To be honest we do not need to look after the leopard tortoises as such, they take care of the grass and we leave them alone.  The relationship seems to work well.

Tortoises come to us from a variety of places – schools, Government compounds, housing estates and churches – the one thing they all share is proximity to roads.  While an adult tortoise shell is a massive strong thing, they are no match for a truck’s tyre.  The city is no place for them, so we take them in.

Tortoises © BF Ethiopia

Tortoises © BF Ethiopia

When work first started at Ensessakotteh the tortoises were put in the ‘secure area’ the fenced off part of the site that accommodates the office, and kitchen and sleeping tents.  There are eight tortoises there now, which is enough.  These days if a tortoise comes in, as happened in March when Alison Hood our Programmes Director was out, we turn it loose on site.  Sometimes we see them again, but not often.  However, I am sure they are out there.  Their shell may not be able to withstand a vehicle but should be enough to stop hyenas and other predators.  That is the reason, after all, for why they have it.

Into the lion’s den

Stephen Brend, Project Director at Ensessakotteh, introduces the baboons that Born Free Ethiopia has in its care:

The Animals in Our Care – Baboons

I never had much confidence in temporary enclosure that used to be Safia’s home. It was built for her when she first arrived as a small cub and was never intended to house her for as long as it did. Indeed, I spent much of my first six months here (as Safia developed into a feisty and strong young lioness) wondering whether I should go around to see her, or if she’d let herself out and come round to see me! Thankfully she stayed put until her permanent accommodation was ready – the 2000m2 range she now shares with Dolo.
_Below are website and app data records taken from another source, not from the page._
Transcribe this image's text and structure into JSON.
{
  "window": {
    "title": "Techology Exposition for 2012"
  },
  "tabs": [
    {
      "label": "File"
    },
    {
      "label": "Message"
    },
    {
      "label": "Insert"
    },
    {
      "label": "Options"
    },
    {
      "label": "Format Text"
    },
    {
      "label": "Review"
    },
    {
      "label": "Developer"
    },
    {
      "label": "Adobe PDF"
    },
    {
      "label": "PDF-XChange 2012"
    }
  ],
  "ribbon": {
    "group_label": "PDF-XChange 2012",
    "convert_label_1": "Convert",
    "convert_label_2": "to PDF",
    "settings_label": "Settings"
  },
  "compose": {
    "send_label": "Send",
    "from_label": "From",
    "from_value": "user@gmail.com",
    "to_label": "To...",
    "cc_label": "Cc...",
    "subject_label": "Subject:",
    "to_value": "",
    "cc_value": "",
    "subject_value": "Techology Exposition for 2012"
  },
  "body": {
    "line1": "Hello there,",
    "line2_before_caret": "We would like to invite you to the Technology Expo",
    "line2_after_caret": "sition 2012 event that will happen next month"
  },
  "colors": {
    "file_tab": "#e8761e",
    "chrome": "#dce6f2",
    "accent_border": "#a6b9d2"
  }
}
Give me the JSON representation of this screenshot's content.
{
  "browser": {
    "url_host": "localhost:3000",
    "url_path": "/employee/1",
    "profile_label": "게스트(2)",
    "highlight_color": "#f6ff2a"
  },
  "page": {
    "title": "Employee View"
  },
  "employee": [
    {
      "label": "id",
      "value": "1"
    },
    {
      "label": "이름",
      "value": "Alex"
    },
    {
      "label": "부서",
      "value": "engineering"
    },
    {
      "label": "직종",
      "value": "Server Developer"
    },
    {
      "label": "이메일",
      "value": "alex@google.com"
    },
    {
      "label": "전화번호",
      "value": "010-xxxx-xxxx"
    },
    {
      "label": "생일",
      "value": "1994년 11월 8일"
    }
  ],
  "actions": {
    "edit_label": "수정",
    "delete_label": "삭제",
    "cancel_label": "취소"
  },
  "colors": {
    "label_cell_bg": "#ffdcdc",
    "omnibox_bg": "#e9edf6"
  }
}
The other good news is that her old enclosure, while not suitable for a 2 year old lioness, is excellent for baboons!

Baboon Enclosure 23 Aug 11 © BF Ethiopia

Baboon Enclosure 23 Aug 11 © BF Ethiopia

We have four in our care:

Kasanchis: (pictured below) who came to us last December seems to be a hybrid between an olive baboon and ahamadryas baboon (such hybrids do occur naturally). He is very smart and playful and he simply loves Corolla.

Kasanchis Mar 2011 © BF Ethiopia

Kasanchis Mar 2011 © BF Ethiopia

Corolla is our only female. Aged between two and three she keeps the two youngsters in check, though all three sleep huddled together.

Kore is so named because he came from the Korean Hospital, where one of the staff was keeping him illegally as a pet. Kore is fierce. He wants to do nothing more than take my fingers off. Even if Safia was still in the enclosure, I wonder if it wouldn’t be Kore who was doing the attacking…

Finally there is Sadamo, who came from the neighbouring village. Apparently he had been caught crop raiding. One of our staff told the man keeping him to give him up or he would go to the police. Very quickly, Sadamo was on site!

We are not sure what the future holds for them. We would like to release them as a group into one of the national parks. Certainly, they are nicely bonded and are all fit and healthy. On most days, Kore and Kasanchis spend so much time playing tag they probably end up running the equivalent of a half-marathon.

The baboons are cared for by our two “young animal carers”, Meseret and Sinke. Meseret comes from Sadamo and is in her late twenties. She has children of her own and so is something of a natural (if strict!) mother to the primates. Sinke comes from Holeta, the nearby ‘big town’. She is only 21 and this is her first proper job. Despite huge reservations from her friends and family (“You work with monkeys?!”) she has fitted in perfectly.

Make a donation to Ensessakotteh here.